In the 1930s, Pollard founded his own professional football team, the Brown Bombers. The Depression ended the Brown Bombers' run in 1938, and Pollard went on to other ventures, including a talent agency, tax consulting, and film and music production. He produced Rockin' the Blues[11] in 1956, which included such performers as Connie Carroll, The Harptones, The Five Miller Sisters, Pearl Woods,[12] Linda Hopkins, Elyce Roberts, The Hurricanes, and The Wanderers.[13] Pollard also published the New York Independent News from 1935 to 1942, purportedly the first African American-owned tabloid in New York City.[14]

Honors and legacy

Head coaching record


Year Team Overall Conference Standing Bowl/playoffs
Lincoln Lions (Colored Intercollegiate Athletic Association) (1918–1920)
1918 Lincoln 5–0 2–0 1st[n 1]
1919 Lincoln 2–0–1 2–0–1 T–1st[n 1]
1920 Lincoln 3–2 1–2 5th
Lincoln: 10–2–1 5–2–1
Total: 10–2–1

See also


  1. ^ a b From 1918 to 1920, the Colored Intercollegiate Athletic Association (CIAA) did not recognize a champion in football

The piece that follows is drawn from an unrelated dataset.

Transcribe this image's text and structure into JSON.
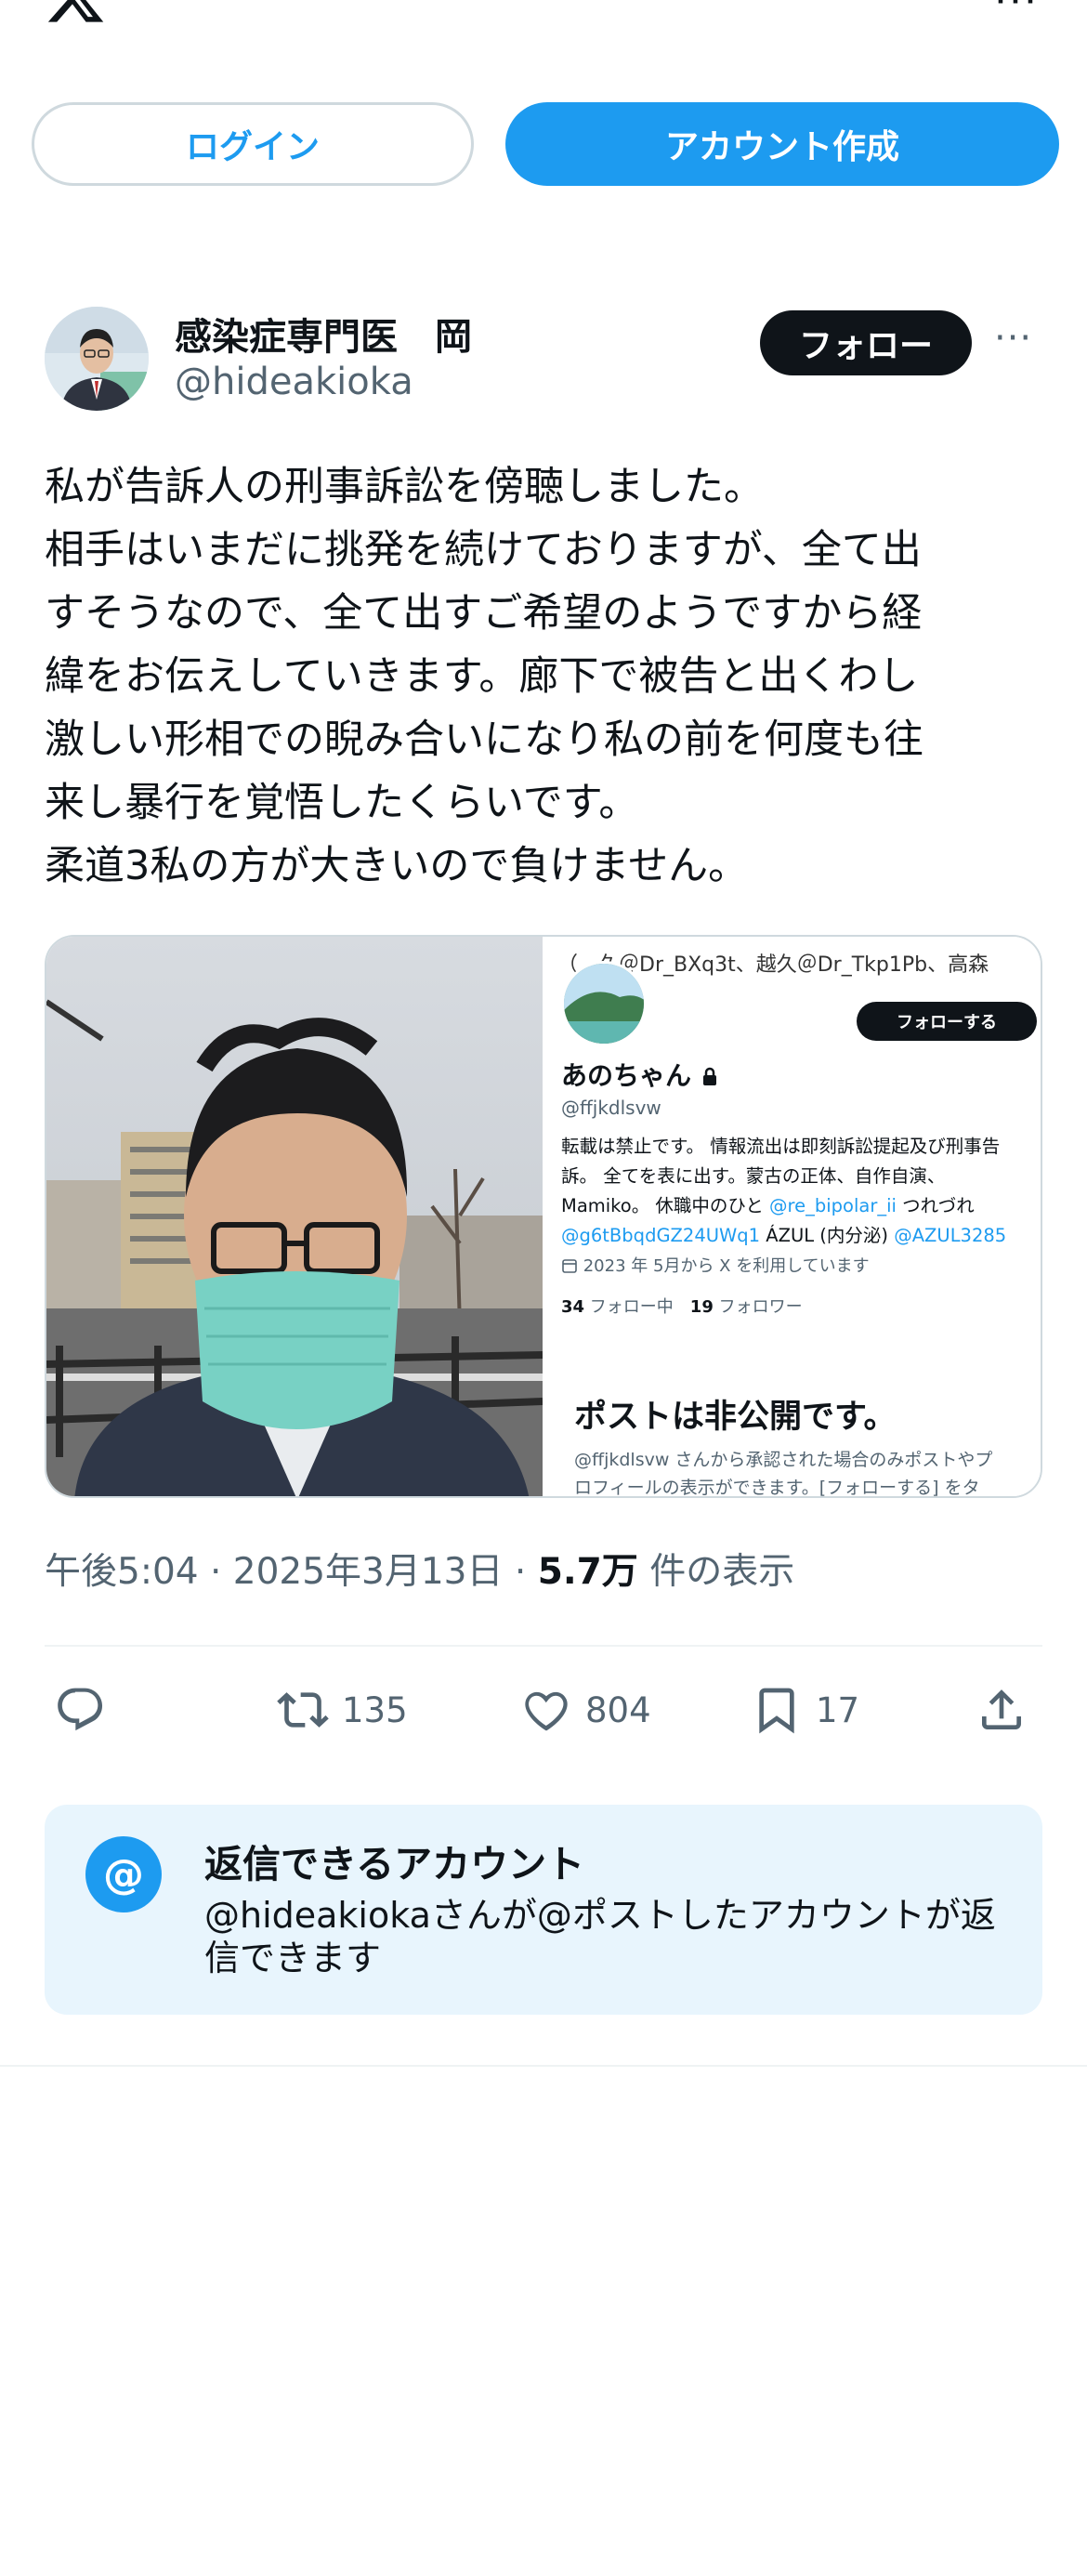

  1. ^ Carroll, John M. (1998). Fritz Pollard: Pioneer in Racial Advancement. Urbana: University of Illinois Press. p. 4. ISBN 0252067991.
  2. ^ a b Reasons and Patrick, "Pollard Set Records as Black Football Player, Coach", The Plain Dealer, Cleveland, Ohio, 1972, February 27, Section E: 5.
  3. ^ Sloan, Louise (January 2016). "A Man of Firsts". Brown Alumni Magazine. Providence, RI: Brown University. Retrieved February 3, 2016.
  4. ^ "Crack Lincoln University Team Coached by Fritz Pollard", Philadelphia Tribune, October 19, 1918
  5. ^ "Lincoln University Victor over Howard", Washington Post November 29, 1918.
  6. ^ "Pollard's Orange and Blue Juggernaut Crushes Camp Dix", Philadelphia Tribune, November 9, 1918.
  7. ^ "Lincoln Swamps Camp Upton", Chicago Defender, November 30, 1918.
  8. ^ a b "Fred Pollard Finishes as Coach for Lincoln", Chicago Defender, December 4, 1920.
  9. ^ "Fritz Pollard Answers Critics", Baltimore Afro-American, December 17, 1920.
  10. ^ "Path Lit by Lightning" by David Maraniss
  11. ^ "Rockin' the Blues" – via
  12. ^ "Pearl Woods". Discogs.
  13. ^ John M. Carroll (1998). Fritz Pollard: Pioneer in Racial Advancement. University of Illinois Press. ISBN 978-0-252-06799-0.
  14. ^ "Fritz's Fame". Brown University. Brown Alumni News. March 2005. Retrieved February 3, 2016.
  15. ^ "03-078 (Fritz Pollard Award)".
  16. ^ "Jim Muldoon inducted into Rose Bowl Hall of Fame". Pac-12. Pac-12 Conference. December 30, 2015. Retrieved February 3, 2016. Also inducted (was) ... Brown's Fritz Pollard (1916 Rose Bowl Game)
  17. ^ "Mark Brunell, Fritz Pollard, Tyrone Wheatley and Jim Muldoon to be Inducted into the Rose Bowl Hall of Fame presented by Northwestern Mutual". Tournament of Roses. Pasadena, CA. September 25, 2015. Archived from the original on October 30, 2015. Retrieved February 3, 2016.
  18. ^ "Alpha Athletes at the 1936 Olympic Games in Berlin, Germany". Alpha Phi Alpha fraternity. Retrieved January 10, 2010.
  19. ^ Brown University – Brown University and the Black Coaches Association establish annual Fritz Pollard Award February 18, 2004.